Next: About this document ...
The use of parametric equations and polar coordinates allows for the analysis of families of curves difficult to handle through rectangular coordinates. If a curve is a rectangular coordinate graph of a function, it cannot have any loops since, for a given value there can be at most one corresponding value. However, using polar coordinates, curves with loops can appear as graphs of functions.
To assist you, there is a worksheet associated with this lab that
contains examples similar to some of the exercises.On your Maple screen go to File - Open then type the following in the white rectangle:
You can copy the worksheet now, but you should read through the lab
before you load it into Maple. Once you have read through the exercises, start up Maple, load the worksheet, and go through it carefully. Then you can start working on the exercises.
You can evaluate this function at any value of t in the usual way.
This is how to access a single component.
The graph of a parametric curve may not have a slope at every point on
the curve. When the slope exists, it is given by the formula:
In Maple, the slope of a parametric curve can be calculated using the command as in the example below.
> r := -> [3*sin(t),3*cos(t)];
> slope := diff(r(t),t)/diff(r(t),t);
The vector equation for the line passing through the point
parallel to the vector
is given by:
Below is an example in Maple using this parametric form of a line that is tangent to the curve defined above at
. The plot of the curve and the line on the same graph verifies that the line is tangent at the given point.
Since the slope at
is -1, we want the line through the point
, parallel to the vector .
When you graph curves in polar coordinates, you are really working with parametric curves. The basic idea is that you want to plot a set of points by giving their coordinates in pairs. When you use polar coordinates, you are defining the points in terms of polar coordinates . When you plot polar curves, you are usually assuming that is a function of the angle and is the parameter that describes the curve.
In Maple you have to put square brackets around the curve and add the specification coords=polar.
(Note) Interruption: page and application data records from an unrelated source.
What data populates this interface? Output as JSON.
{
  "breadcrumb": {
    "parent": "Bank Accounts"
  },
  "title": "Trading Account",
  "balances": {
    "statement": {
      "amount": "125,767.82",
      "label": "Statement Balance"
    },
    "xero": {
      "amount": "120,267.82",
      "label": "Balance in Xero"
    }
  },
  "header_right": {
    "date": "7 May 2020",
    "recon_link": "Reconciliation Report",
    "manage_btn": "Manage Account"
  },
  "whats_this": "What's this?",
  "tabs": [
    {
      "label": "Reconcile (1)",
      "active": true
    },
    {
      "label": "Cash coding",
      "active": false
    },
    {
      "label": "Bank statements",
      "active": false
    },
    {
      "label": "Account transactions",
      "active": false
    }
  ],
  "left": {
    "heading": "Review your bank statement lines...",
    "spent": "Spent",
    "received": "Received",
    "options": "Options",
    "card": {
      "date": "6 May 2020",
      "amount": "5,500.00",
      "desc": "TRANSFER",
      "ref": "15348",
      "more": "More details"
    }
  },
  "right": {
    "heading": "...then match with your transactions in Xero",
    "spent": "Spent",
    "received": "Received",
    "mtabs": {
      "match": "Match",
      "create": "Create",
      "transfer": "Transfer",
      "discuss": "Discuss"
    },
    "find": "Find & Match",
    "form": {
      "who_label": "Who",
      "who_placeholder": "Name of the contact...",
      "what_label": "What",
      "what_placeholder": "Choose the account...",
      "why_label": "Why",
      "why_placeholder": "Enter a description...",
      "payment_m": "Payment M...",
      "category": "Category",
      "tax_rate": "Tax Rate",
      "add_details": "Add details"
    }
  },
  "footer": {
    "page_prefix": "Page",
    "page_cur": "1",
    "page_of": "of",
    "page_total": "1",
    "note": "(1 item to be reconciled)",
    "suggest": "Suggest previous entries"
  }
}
Maple assumes that the first coordinate in the parametric plot is the radius and the second coordinates is the angle .
These are three types of well-known graphs in polar coordinates. The
table below will allow you to identify the graphs in the exercises.
Below is an example of a cardiod.
The relationship between area and integrals in polar coordinates is a little strange; the area inside a circle given (in polar coordinates) by is NOT just
. Here is the rule:
is given by
. This comes from the fact that the area in a thin wedge with radius and angle is
. Note that this gives you the right answer for a circle: . So to find the area of the cardiod use the following command.
- Consider the vector function
- Calculate the coordinate point on the curve at
and the slope of the curve at
- Define the vector equation of the line through the point above tangent to the curve at that point.
- Plot the graph of and this tangent line on the same graphover the interval
Identify the graph as a cardioid, limaçon, or rose.
- Find all points of intersection for each pair of curves in polar
- Find the angles that create only one petal of the five petal rose given by the equation
. Plot only one petal and find the area of that petal.
Next: About this document ...
Dina J. Solitro-Rassias